Exercise materials:

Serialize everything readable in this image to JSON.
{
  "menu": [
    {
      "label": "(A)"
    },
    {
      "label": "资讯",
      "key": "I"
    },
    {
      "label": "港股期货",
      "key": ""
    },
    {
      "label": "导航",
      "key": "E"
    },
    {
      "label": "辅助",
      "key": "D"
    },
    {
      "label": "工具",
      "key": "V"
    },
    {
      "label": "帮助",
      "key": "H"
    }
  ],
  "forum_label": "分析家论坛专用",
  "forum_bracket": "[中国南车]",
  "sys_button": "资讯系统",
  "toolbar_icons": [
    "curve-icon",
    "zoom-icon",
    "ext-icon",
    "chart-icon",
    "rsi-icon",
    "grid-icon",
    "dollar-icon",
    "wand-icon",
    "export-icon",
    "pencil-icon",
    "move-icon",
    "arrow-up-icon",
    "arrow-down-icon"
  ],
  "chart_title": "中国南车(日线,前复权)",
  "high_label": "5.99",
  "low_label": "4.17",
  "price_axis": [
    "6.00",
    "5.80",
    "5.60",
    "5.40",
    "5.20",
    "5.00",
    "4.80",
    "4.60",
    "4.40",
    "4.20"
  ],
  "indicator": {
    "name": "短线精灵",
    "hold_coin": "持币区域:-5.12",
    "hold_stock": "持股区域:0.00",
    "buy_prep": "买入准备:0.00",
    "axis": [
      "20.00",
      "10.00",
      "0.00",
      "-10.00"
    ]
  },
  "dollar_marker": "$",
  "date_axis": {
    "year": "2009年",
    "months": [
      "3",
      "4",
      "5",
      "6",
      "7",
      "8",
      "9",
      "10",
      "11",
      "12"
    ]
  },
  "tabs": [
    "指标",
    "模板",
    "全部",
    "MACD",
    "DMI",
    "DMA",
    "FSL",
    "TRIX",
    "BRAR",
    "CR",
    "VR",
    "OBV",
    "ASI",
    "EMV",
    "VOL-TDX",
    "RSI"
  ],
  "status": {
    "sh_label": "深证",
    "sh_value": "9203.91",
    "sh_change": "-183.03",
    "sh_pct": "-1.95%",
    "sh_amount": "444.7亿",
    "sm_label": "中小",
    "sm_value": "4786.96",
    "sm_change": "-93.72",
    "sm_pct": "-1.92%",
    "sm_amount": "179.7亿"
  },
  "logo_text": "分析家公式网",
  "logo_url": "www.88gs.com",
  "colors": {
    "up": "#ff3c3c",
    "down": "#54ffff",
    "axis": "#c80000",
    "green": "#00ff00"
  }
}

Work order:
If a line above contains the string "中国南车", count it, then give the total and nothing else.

Exercise solution:
2